  1. People oriented

This form of leadership requires a high level of participation and communication with staff members. Instinctively, females are natural givers; they care more about their team members’ well-being than males do, and they are not afraid of engaging with them in a personal level. Let alone - as women use to be more emotional intelligent than men - they feel the need to share their feelings. In particular, at workplace female leaders ask how you’re feeling about a project while men, instead, ask for a progress update.

  1. Focus on details

Females are masters in paying attention to details; absorbing information in an uncanny way than men don’t. This means that they have a strong ability to track, assess and manage change.

  1. Organized

Besides, study shows that men are slower and less organized than women, mainly when switching quickly between tasks. Men use to be affected by interference when carrying out certain tasks. Women hormones play a major part in this discrepancy.

Key Characteristics of male leaders

  1. Dominant

It is widely known that men leaders are dominant figures; they make decisions without consulting their team. They sit in their offices, give orders, have expectations which are strict enough and always avoid engaging with employees on a personal level. Besides, men naturally fear being emotionally vulnerable.

  1. Task oriented

Male leaders place emphasis on getting the job done. This form of leadership is not focusing on wellbeing of staff members, but on performance goals and deadlines. This leadership style can be beneficial, at times, since it requires clearly defined goals and procedures.

  1. Direct

Men can be considered as “autocratic leaders”, they are direct and make decisions quickly. Although this leadership style shows self-confidence – the key to be a successful leader - sometimes it leads to high levels of absenteeism and staff turnover.

  1. Result Driven

Naturally competitive, men are always to the point, are less interested in the details and – as mentioned above - tuned to provide solutions. In other words, they rush to get to the top!


“The leadership model is evolving, in an even faster pace (as everything in our society today) and this is also something to consider when selecting the next leaders for our organizations.” commented Despina P. Theodosiou, President of WISTA International, at SAFETY4SEA Career Column


Both male and female emerging leaders have different leadership styles. To ensure there is adequate diversity of thought within leadership teams, organizations should:

  1. Encourage more women to take up leadership roles; men are more likely to make themselves known without assistance
  2. Ask males to learn and adapt to a more female mode of leadership and bring to their work life all the benefits of a more balanced approach
  3. Use tools to assess leadership strengths and weaknesses in order to improve their leadership skills and guide their ongoing personal and professional development

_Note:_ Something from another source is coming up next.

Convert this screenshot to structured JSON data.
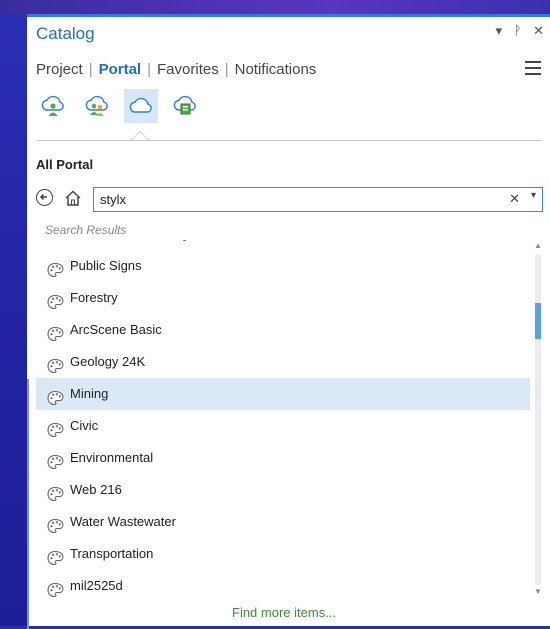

All in all, male and female brains are structured differently, and this diversity can be beneficial in the workplace. There are, therefore, ways to combine the two leadership styles ang get advantage of them